Many Americans are adjusting to the idea of "going it alone" when it comes to retirement savings, as traditional programs like pensions are rolled back, and the future of Social Security is increasingly uncertain. But for small business owners, managing one's own retirement plan has always been a fact of life. Though entrepreneurs know they're solely responsible for their own retirement, setting up benefits and long-term financial planning are often put on the back burner to focus on more critical issues aimed at making their business survive and thrive.
How can today's small business owners lay the groundwork for building a robust financial future? Here are three tips to consider as you work to establish a realistic retirement strategy while nurturing a growing business.
Put saving on autopilot.
When you're living and breathing your business day in and day out, it's easy to overlook retirement planning, which could be 20, 30 or even 40 years down the road.
Though it may be difficult to articulate your future needs, you can get started by making automatic contributions to an IRA or 401(k). Common wisdom suggests putting away 10 to 15 percent of your income if you can swing it. Also consider working to eliminate personal credit card debt and build up an emergency fund to cover any unexpected financial needs.
Set up a 401(k).

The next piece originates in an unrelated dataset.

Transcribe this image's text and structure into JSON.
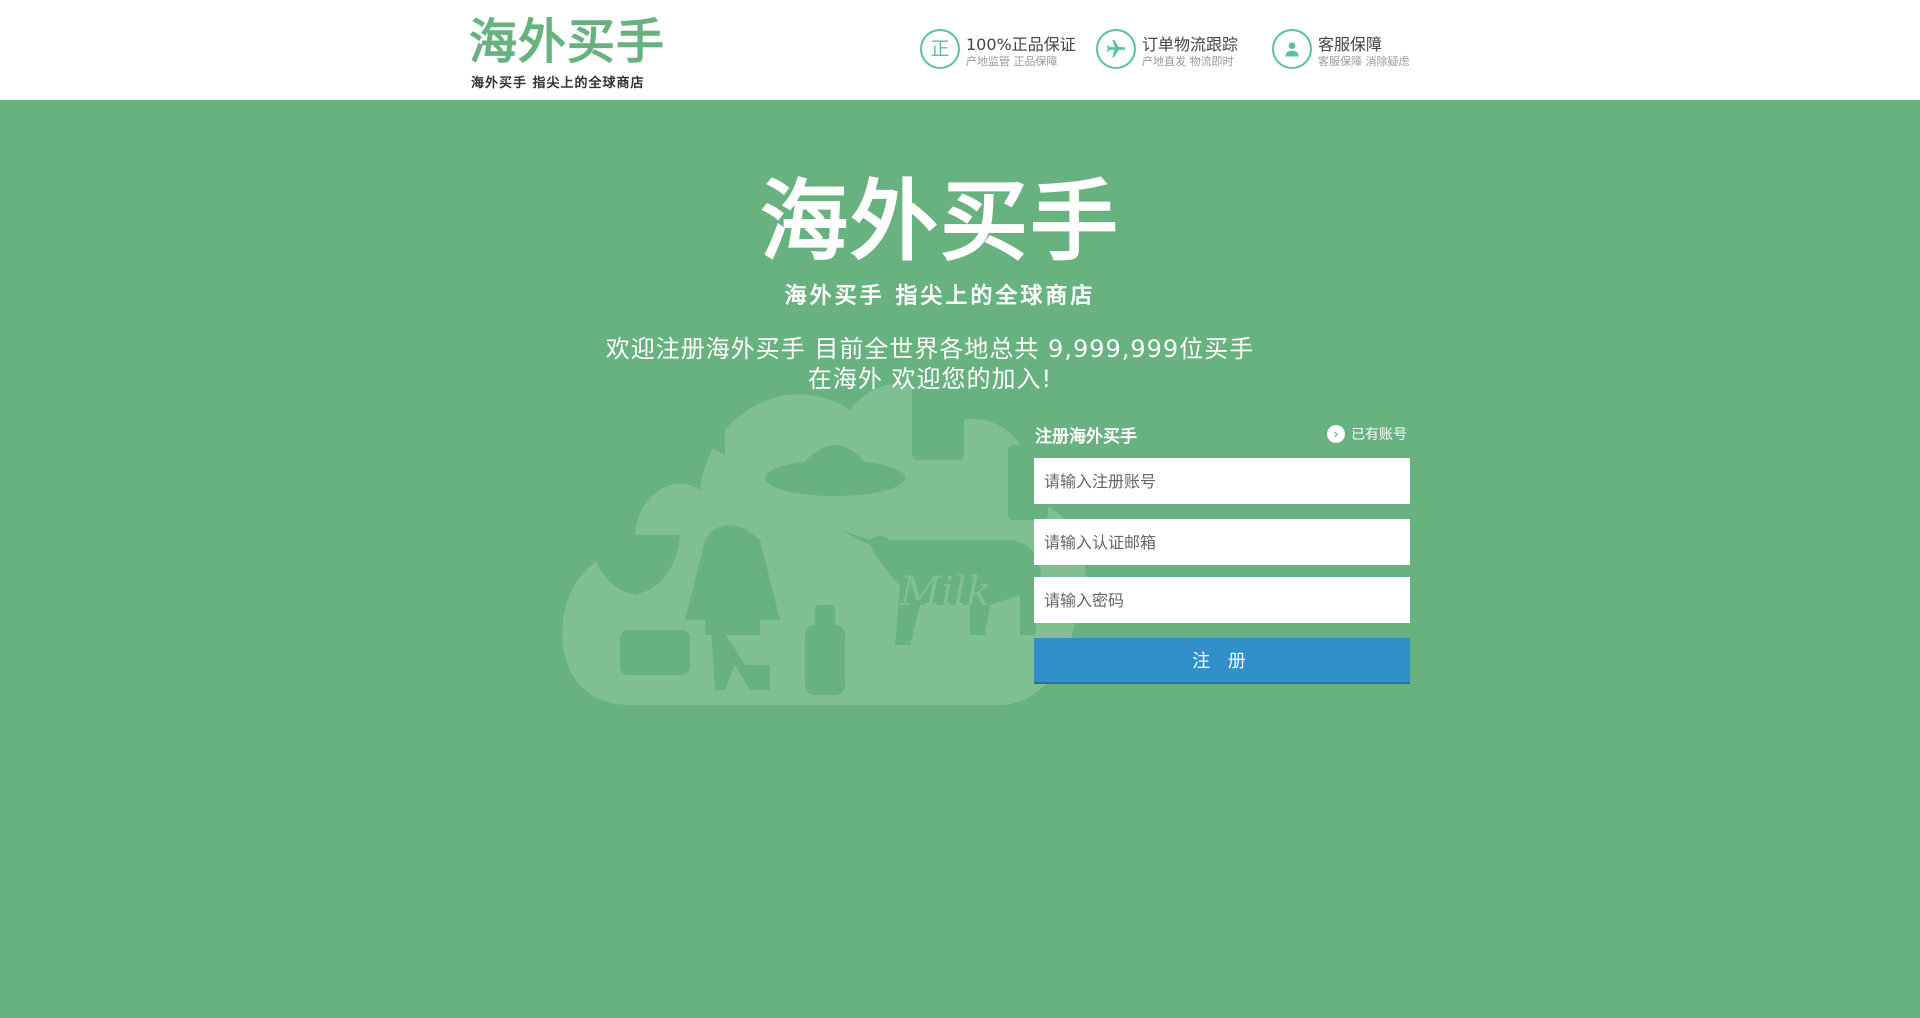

The latest Capital One Small Business Growth Index found that only one in five small businesses have a retirement plan. When we talk to owners, it's apparent there is a pronounced lack of understanding related to how to access and benefit from a 401(k). In fact, Cashflot quick payday loans shows 59 percent of small business owners think they're too small to offer a 401(k) plan, even though all businesses – even solopreneurs – are qualified.

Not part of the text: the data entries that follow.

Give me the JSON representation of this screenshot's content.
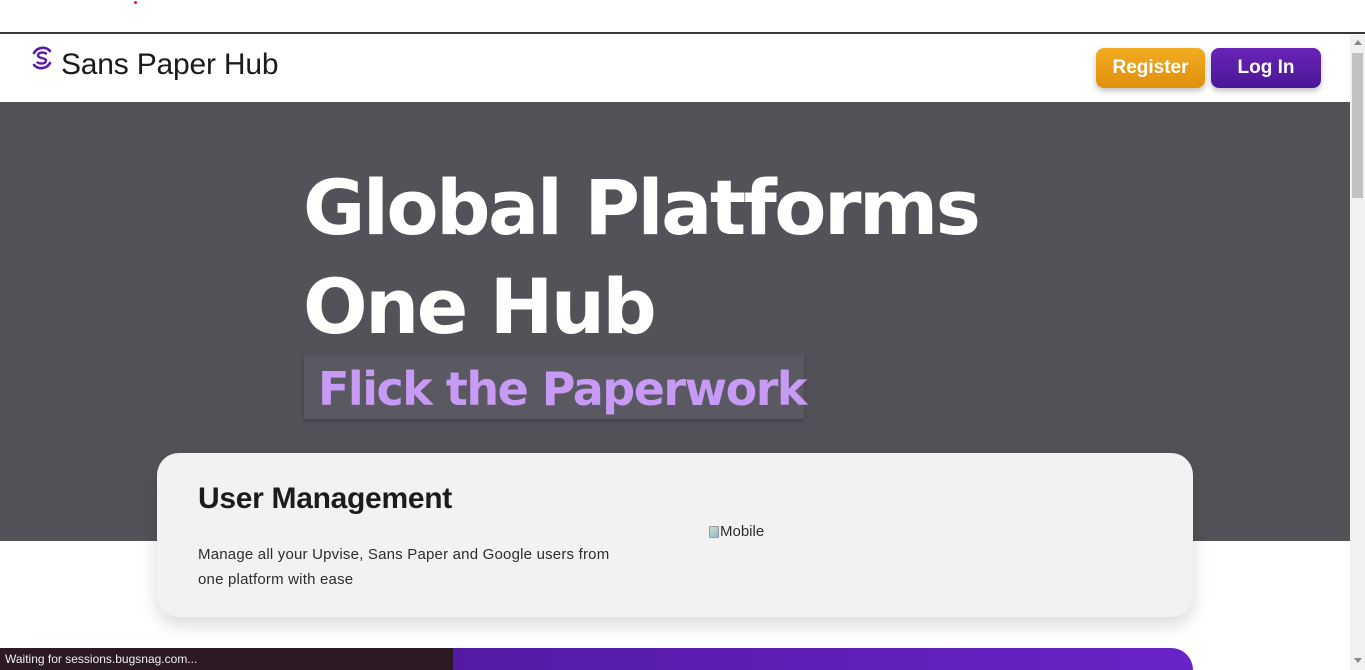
{
  "header": {
    "brand": "Sans Paper Hub",
    "logo_icon": "sans-paper-s-logo-icon",
    "register_label": "Register",
    "login_label": "Log In"
  },
  "hero": {
    "title_line1": "Global Platforms",
    "title_line2": "One Hub",
    "tagline": "Flick the Paperwork"
  },
  "feature_card": {
    "title": "User Management",
    "description": "Manage all your Upvise, Sans Paper and Google users from one platform with ease",
    "image_alt": "Mobile"
  },
  "status_bar": {
    "text": "Waiting for sessions.bugsnag.com..."
  },
  "colors": {
    "register": "#e8980f",
    "login": "#5a1ca8",
    "hero_bg": "#545259",
    "tagline": "#c79af5",
    "logo": "#5a1ca8"
  }
}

Depending on your age, earnings and how employer contributions are made, you can contribute and receive up to $61,000 in tax-deferred investments and deduct contribution matches you pay into employees' plans. That's a double whammy of savings for the future and offsetting current personal and business tax burdens. To get started, you can research low-cost, online 401(k) plan providers to help you easily and quickly set up a plan.

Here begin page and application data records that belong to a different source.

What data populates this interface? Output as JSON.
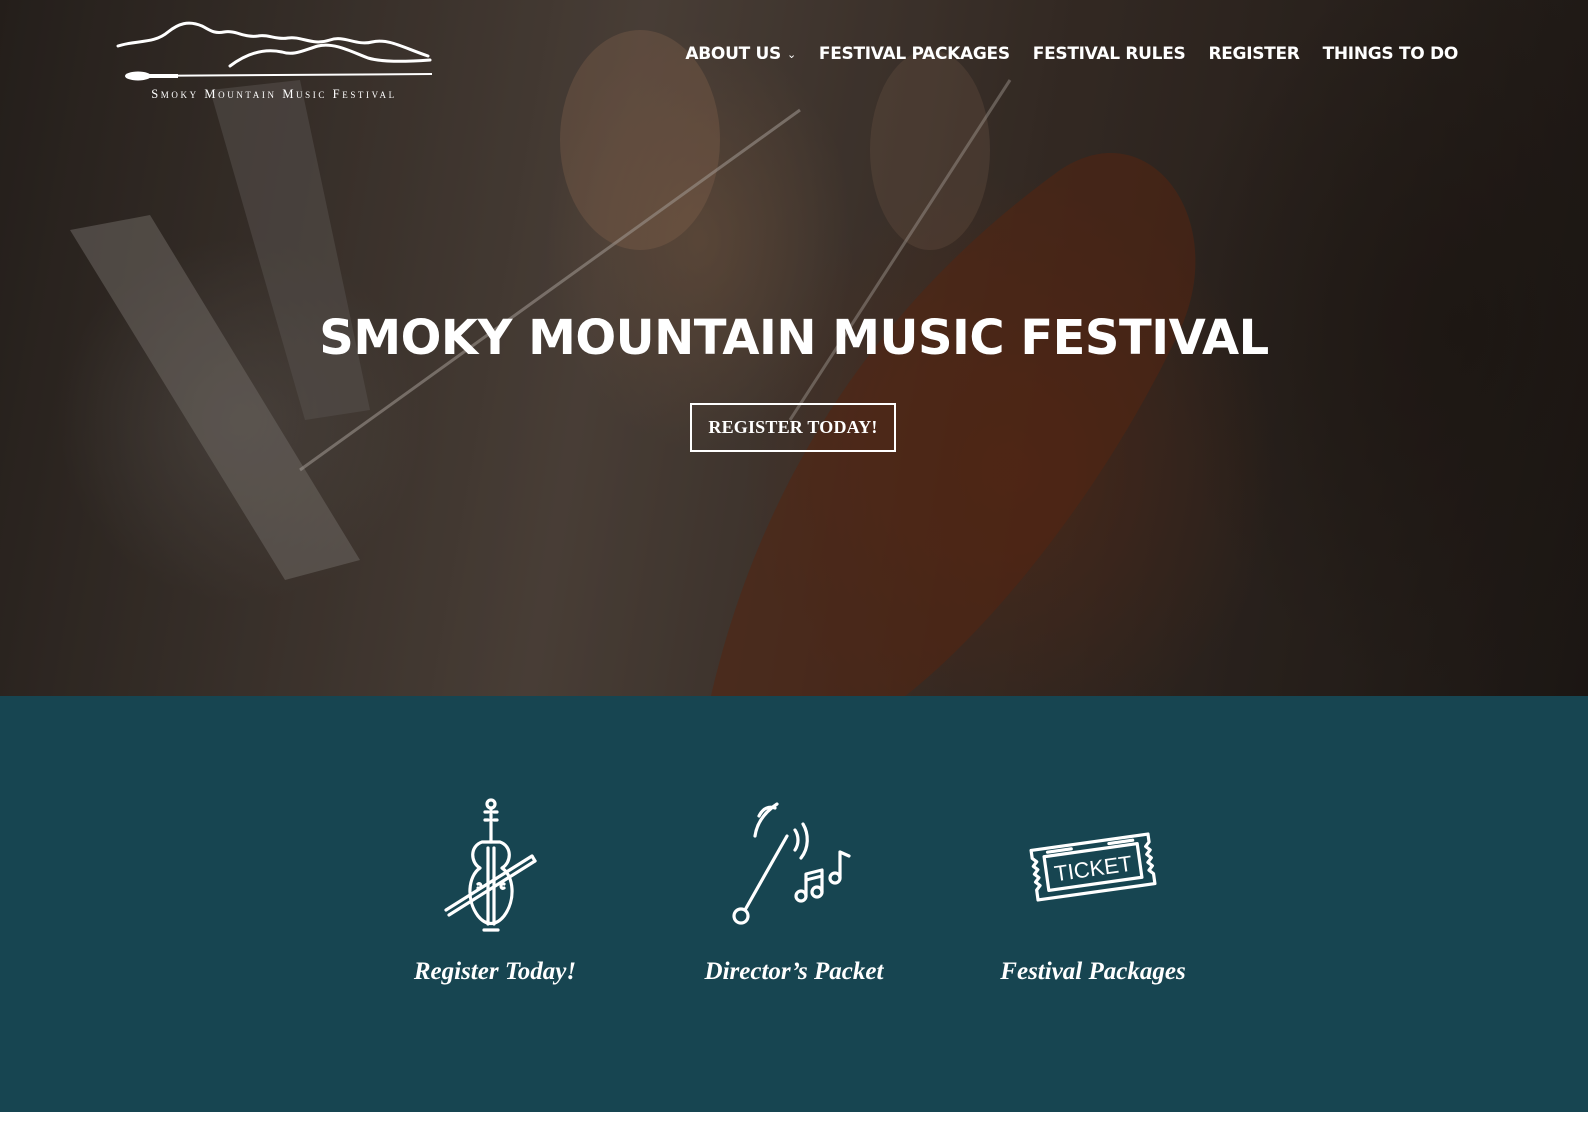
{
  "logo": {
    "text": "Smoky Mountain Music Festival",
    "icon": "mountain-baton-logo-icon"
  },
  "nav": {
    "items": [
      {
        "label": "ABOUT US",
        "has_dropdown": true
      },
      {
        "label": "FESTIVAL PACKAGES"
      },
      {
        "label": "FESTIVAL RULES"
      },
      {
        "label": "REGISTER"
      },
      {
        "label": "THINGS TO DO"
      }
    ],
    "dropdown_icon": "chevron-down-icon"
  },
  "hero": {
    "title": "SMOKY MOUNTAIN MUSIC FESTIVAL",
    "button_label": "REGISTER TODAY!"
  },
  "features": [
    {
      "label": "Register Today!",
      "icon": "cello-icon"
    },
    {
      "label": "Director’s Packet",
      "icon": "conductor-baton-music-notes-icon"
    },
    {
      "label": "Festival Packages",
      "icon": "ticket-icon"
    }
  ],
  "colors": {
    "features_background": "#174551",
    "text": "#ffffff"
  }
}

Hedge against the future value of your business.
Many small business owners believe their business's current or future valuation are assets they'll have access to once they retire. They expect their business to keep growing, or plan to sell the company and live off the profits. In fact, the Spark 401k Small Business Retirement Planning found more than half (52 percent) of owners with revenues of $500,000 or more say they plan to sell their business to fund retirement.
But this approach comes with a number of risks, like timing your sale to when you can get maximum value and when you're ready to retire. There are a number of factors that drive business valuation, and since no one can predict how future markets or industry trends could impact your company, it's unwise to consider it the centrepiece of your nest egg.
It's tempting to postpone retirement planning as you work full throttle to grow your business, but it's important to take steps now to gain control of your personal finances and develop a plan for your future. Establishing sound financial habits will help you build a roadmap to reach long-term goals so you can enter your retirement years with confidence https://www.business.com/articles/smb-owner-retirement-tips/.